I work in a retail store up here in Washington. I usually work on the floor at nights, but since spring came and we’ve gotten pretty busy, I’ve been working a lot of midshifts on the register. Well, yesterday, while we were busy, this guy came in with his grandson.
Let me paint a picture for you. This guy has dreads. His clothes are plain, shabby, and worn out. He basically looks like a homeless guy. His little grandson is just so cute, and doesn’t look like he’s homeless.
Anyway, while I’m waiting on the customer in line before him, I hear this guy ask his grandson what his address was. His grandson replies. Then I hear him ask him what his phone number was. His grandson replies. Then I hear this guy say ‘Good job. Now don’t forget that. That’s very important stuff to remember.’ I was just plain shocked.
Then it’s their turn and I begin ringing them out. He hands his grandson the money to pay for his little toy. I take the money, make change, and give it to the little boy. The whole time this guy is telling him to say thank you and everything. I’m just floored at this point.

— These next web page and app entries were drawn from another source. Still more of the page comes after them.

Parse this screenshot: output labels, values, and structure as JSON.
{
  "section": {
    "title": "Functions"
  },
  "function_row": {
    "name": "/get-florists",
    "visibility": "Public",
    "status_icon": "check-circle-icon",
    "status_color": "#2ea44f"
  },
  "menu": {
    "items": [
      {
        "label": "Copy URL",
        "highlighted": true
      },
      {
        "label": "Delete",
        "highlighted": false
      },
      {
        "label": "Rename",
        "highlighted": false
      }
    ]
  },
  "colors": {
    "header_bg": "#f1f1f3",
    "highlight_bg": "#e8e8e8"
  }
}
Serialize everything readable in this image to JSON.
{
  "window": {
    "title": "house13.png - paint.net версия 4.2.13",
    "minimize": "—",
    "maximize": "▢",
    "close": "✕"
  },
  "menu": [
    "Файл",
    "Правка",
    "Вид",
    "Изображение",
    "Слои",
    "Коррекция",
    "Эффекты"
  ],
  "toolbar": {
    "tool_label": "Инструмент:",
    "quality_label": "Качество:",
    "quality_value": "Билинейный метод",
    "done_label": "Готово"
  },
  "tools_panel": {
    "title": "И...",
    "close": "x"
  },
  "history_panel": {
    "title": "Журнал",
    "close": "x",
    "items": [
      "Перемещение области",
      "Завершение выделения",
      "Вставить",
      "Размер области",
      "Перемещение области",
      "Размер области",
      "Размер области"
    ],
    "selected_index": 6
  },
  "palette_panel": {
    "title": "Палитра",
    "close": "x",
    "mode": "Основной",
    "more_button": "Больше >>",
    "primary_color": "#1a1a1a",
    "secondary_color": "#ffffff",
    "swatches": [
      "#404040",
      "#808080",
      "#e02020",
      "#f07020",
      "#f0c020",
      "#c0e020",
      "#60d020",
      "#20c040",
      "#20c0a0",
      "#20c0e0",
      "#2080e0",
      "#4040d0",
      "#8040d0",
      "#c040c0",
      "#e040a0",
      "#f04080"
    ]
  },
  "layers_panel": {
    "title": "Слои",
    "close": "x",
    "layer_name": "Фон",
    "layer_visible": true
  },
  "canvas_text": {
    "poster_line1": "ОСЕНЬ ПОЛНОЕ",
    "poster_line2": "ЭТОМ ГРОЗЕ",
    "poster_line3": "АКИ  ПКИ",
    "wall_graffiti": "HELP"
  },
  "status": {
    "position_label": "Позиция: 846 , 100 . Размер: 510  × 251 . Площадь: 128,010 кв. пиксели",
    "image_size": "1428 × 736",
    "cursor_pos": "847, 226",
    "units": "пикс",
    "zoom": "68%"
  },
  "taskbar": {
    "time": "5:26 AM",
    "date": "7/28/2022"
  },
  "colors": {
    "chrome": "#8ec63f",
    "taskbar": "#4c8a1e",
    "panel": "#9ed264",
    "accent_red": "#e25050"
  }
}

Then he picks up the child and tells him to put his change in the little donation box on the card machine table to help out the little kids (that particular box is for a local children’s hospital).
I’ve seen this guy a few times before. He’s always nice and usually lets his grandson pay. But yesterday I really noticed just what he did.
He looks like he’s homeless and doesn’t have a penny to his name. And there he was, teaching his grandson to remember his address and phone number for emergencies and teaching him how to give and be polite. I have seen countless numbers of ‘perfect’ moms come through my line. Their clothing is brand and perfectly paired with accessories. Their nails, hair, and makeup are all impeccably done. They’re polite and don’t take up too much of my time. But they don’t pay attention to their kids. Or they are constantly yelling at them for the littlest things because (I’m assuming) they had a stressful day at work. Additionally, more often than not, if the kids are teens, I notice that they just have this snobby snotty look about them.
Just goes to show you that just because someone looks like the perfect model of what a certain set of people should be, doesn’t mean that that’s who they are. I’m happy that man took all that time to teach his grandson some of the smaller, yet very important, aspects of just living around other people.